When it comes to photoaging, most are already overtaken by the harmful effects of UVA and UVB rays. The beauty market is saturated with sunscreens and restorative beauty products to prevent and recover from sun damage, respectively. But when it comes to market trends, another equally harmful sinner leads to photo-damage of the skin, and that’s blue light.
“Blue light, also known as high-energy visible (HEV) light, is radiation emitted in the visible spectrum. It has a wavelength of 450-495 nm, which can penetrate the layers of the skin, causing oxidative stress by releasing free radicals,” reveals Doctor Gulhima Arora, Senior Consultant Dermatologist and Director, Mehektagul Dermaclinic, New Delhi. She further explains that these free radicals are responsible for accelerated damage to elastin and collagen fibers in the skin by stimulating enzymes that increase their degradation, damage DNA and disrupt the skin barrier. Also, excessive blue light damage can lead to premature aging, cell death, increased pigmentation, spots, uneven skin tone and dullness. “Exposure less than 60 minutes can damage the skin,” she says.
How harmful can blue light really be?
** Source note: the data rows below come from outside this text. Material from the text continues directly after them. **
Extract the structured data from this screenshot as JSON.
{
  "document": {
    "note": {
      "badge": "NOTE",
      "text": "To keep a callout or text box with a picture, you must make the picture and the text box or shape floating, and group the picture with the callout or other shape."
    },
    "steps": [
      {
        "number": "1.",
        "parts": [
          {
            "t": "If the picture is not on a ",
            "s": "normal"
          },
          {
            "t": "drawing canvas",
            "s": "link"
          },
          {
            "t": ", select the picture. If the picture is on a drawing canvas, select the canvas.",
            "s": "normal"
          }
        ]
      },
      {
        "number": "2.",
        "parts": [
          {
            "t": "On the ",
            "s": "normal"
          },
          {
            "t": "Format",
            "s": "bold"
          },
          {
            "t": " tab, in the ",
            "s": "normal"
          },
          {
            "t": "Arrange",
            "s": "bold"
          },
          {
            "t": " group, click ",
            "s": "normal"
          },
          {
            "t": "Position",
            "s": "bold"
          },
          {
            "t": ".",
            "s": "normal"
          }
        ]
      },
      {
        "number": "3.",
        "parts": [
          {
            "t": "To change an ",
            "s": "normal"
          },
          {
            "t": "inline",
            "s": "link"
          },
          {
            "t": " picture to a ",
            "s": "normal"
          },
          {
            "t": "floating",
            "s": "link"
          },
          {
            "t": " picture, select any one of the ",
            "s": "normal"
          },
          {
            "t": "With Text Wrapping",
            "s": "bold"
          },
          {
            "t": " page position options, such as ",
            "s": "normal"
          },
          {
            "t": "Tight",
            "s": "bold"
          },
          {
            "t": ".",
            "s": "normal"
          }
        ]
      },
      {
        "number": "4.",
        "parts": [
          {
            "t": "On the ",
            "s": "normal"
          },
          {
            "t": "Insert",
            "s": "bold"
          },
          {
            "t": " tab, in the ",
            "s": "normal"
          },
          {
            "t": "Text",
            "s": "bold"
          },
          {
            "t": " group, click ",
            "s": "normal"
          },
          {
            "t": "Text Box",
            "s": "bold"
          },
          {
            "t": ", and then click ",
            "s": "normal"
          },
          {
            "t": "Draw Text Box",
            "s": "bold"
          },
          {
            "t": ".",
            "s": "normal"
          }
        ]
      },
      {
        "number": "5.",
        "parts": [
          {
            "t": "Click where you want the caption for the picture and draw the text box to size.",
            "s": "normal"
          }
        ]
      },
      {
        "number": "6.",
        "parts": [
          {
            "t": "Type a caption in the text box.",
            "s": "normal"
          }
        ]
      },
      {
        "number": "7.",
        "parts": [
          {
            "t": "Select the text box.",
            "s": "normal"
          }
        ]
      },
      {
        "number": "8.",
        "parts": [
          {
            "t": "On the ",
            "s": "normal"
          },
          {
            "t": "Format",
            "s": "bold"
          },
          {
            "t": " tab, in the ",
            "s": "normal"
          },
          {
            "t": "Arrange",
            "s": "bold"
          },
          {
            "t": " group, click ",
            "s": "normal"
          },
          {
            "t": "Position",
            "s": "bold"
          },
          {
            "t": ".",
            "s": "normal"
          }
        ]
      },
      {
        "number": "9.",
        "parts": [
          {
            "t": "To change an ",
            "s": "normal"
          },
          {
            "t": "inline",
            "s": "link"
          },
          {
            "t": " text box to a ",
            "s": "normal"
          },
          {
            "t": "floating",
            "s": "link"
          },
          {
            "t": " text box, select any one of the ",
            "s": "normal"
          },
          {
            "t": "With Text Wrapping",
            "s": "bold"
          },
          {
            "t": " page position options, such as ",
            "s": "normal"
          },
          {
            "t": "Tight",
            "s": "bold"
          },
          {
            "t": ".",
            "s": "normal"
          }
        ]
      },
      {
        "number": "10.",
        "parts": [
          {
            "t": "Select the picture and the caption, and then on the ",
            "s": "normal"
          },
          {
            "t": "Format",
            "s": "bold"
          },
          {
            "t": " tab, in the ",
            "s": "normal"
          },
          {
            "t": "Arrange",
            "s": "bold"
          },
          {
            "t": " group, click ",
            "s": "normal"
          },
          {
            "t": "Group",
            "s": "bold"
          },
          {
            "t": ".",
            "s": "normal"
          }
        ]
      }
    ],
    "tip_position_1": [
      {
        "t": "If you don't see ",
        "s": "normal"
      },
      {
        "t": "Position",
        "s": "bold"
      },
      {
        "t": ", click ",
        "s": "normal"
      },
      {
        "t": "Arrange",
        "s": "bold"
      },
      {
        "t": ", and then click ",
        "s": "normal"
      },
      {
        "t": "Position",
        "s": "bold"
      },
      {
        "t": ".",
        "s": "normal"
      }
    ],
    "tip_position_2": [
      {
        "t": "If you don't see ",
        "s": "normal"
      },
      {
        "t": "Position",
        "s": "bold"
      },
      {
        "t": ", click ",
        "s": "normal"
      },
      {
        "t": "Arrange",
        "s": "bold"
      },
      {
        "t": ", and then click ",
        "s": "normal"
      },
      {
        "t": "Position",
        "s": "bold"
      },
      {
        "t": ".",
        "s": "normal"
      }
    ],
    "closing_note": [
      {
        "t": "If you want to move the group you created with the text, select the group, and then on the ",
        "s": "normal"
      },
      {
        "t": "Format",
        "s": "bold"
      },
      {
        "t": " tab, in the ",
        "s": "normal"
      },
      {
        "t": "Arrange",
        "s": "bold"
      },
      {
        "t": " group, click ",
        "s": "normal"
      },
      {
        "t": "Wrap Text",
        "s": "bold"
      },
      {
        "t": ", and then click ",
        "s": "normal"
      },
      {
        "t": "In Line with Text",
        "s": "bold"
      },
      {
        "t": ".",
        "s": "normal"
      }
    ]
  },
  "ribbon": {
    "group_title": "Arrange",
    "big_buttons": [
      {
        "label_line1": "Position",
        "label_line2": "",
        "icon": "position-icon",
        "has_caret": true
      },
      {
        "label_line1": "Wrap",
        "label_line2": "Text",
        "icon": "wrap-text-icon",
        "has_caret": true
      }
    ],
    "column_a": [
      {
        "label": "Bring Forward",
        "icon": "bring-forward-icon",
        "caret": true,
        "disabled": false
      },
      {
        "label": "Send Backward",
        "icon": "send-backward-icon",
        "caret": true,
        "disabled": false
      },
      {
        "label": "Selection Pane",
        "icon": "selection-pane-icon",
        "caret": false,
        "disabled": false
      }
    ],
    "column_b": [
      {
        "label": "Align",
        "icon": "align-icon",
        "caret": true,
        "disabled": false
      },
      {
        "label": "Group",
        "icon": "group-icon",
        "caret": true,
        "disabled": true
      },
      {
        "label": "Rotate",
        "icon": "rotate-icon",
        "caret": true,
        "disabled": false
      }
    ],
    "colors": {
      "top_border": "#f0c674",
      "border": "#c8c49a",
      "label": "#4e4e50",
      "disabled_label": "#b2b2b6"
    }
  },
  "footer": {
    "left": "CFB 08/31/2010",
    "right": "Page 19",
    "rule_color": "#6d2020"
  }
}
Like most skincare trends, the jury is still out on the need for blue light protection in beauty products. But what many don’t realize is that there are many sources of blue light that you are exposed to every day. Even though sunlight is the main source of blue light emission, some scientists believe that it is only a small part of it. Device screens are considered to be one of the biggest contributors to blue light emission and given their widespread use, they can be quite harmful. Artificial lights, especially fluorescent and LED lights, are another source.
Another warning sign is the loss of the ozone layer resulting in excess radiation hitting the earth’s surface. This led to an increased exposure in terms of quantities to HEV. “Not just in theory, but also in practice, we see patients with exaggerated pigmentation issues, premature wrinkles, uneven skin tone and post-acne redness,” Dr. Gulhima reveals. Due to its ability to penetrate the deepest layers of the skin where collagen and elastin reside, blue light’s uncanny ability to penetrate deeply is why it is being touted as a concern today. serious.
The popularity of skincare with blue light protection
Increased awareness of blue light damage and the actual damage seen by experts working closely with the skin has led cosmetic scientists on the warpath to research the technology. Market trends are also proof of this. “Unfortunately, conventional sunscreens are ineffective in combating blue light, so the demand for protection against blue light has increased thanks to better awareness and information about its future harmful effects,” reveals Dr. Merin Liza Jacob, co – founder of Green and Beige skin care. The recent pandemic, which has made existence in the virtual world a new normal, is also driving overexposure to screens for work and pleasure. In addition to this, energy saving LED lighting is becoming extremely common in workplaces and homes these days.
How exactly does blue light protection work?
Products formulated with blue light protection contain active ingredients that can block or absorb HEV (390-500 nm) and protect photoreceptors in the skin. They also have a high antioxidant capacity to reduce the production of free radicals, which are believed to speed up the aging process. “Capsicum Annuum fruit extract, a powerful antioxidant with HEV (390nm to 500nm) absorption capacity, is used in the Green And Beige skincare collection to protect the skin from the harmful effects of light. blue,” reveals Dr. Merin.
Dr. Gulhima recommended paying attention to a few additional ingredients when choosing. “Iron oxide is the strongest filter besides titanium dioxide and zinc oxide. These are the most common ingredients in tinted sunscreens. She additionally recommends antioxidants like vitamins C and E and ferulic acid to help protect the skin from oxidative damage caused by blue light.” Plants such as marigold, carrots, cocoa nibs, ginger, and lycopene are gaining popularity as armor for the blue light protection,” she says. Certain vitamins like niacinamide can also help protect against blue light.
In conclusion, blue light shielding beauty products can offer management of issues like reducing wrinkles, fighting hyperpigmentation, decelerating skin aging, and even helping with under eye care. But what about blue light protection in makeup? Dr. Gulhima also has insight into this. “I think it’s a good idea to incorporate it into makeup. Main filters can easily be incorporated as they are tinted into pigment bases like foundations, concealers, BB and CC creams. Makeup is often the last layer of application over skincare products, and reapplying skincare on top is often not practical, so incorporating these ingredients is like a final shield,” a- she declared while signing!